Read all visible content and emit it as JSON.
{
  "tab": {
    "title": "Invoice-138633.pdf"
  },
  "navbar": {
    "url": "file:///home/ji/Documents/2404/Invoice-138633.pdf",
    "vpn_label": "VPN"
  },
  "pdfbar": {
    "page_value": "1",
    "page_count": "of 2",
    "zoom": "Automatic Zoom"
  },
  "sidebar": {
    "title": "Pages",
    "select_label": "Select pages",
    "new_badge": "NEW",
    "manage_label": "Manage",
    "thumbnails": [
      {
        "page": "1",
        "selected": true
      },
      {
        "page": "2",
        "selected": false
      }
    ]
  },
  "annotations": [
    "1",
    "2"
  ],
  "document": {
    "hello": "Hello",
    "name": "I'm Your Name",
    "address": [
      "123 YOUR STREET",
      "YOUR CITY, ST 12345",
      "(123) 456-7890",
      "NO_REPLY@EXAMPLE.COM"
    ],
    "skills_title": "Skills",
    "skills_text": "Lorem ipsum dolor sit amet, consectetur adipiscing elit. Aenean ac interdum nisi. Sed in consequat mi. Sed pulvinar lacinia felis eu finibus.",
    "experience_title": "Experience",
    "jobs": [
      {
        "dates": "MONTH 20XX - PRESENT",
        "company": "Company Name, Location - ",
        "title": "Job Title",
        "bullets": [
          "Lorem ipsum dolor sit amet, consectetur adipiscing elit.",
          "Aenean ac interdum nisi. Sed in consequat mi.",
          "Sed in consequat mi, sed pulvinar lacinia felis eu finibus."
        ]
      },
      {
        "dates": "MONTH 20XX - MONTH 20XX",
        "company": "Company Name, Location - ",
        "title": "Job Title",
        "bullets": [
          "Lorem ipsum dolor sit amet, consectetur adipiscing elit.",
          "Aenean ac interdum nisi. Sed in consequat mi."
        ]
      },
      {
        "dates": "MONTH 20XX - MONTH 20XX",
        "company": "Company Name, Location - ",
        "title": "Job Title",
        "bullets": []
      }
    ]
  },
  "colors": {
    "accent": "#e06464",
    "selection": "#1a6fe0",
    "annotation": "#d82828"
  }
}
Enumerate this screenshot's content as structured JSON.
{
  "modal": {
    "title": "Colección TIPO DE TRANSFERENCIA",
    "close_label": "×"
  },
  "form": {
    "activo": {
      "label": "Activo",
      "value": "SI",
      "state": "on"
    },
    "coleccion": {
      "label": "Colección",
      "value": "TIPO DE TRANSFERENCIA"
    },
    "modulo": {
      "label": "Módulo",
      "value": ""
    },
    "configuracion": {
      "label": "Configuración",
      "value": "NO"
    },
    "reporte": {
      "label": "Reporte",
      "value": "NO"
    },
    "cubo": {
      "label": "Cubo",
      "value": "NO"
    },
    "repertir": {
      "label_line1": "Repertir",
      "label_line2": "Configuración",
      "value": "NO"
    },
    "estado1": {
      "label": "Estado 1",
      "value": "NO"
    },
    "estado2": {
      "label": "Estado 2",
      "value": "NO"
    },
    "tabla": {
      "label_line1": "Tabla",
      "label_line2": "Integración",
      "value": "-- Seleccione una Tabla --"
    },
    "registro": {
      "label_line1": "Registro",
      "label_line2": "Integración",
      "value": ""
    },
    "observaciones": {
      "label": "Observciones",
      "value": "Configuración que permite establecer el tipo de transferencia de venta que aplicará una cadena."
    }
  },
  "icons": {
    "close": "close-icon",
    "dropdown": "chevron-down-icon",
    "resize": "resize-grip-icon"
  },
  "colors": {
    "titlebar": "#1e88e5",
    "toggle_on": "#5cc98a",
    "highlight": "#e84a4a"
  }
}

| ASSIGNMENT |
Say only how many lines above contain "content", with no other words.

| RESPONSE AREA |
2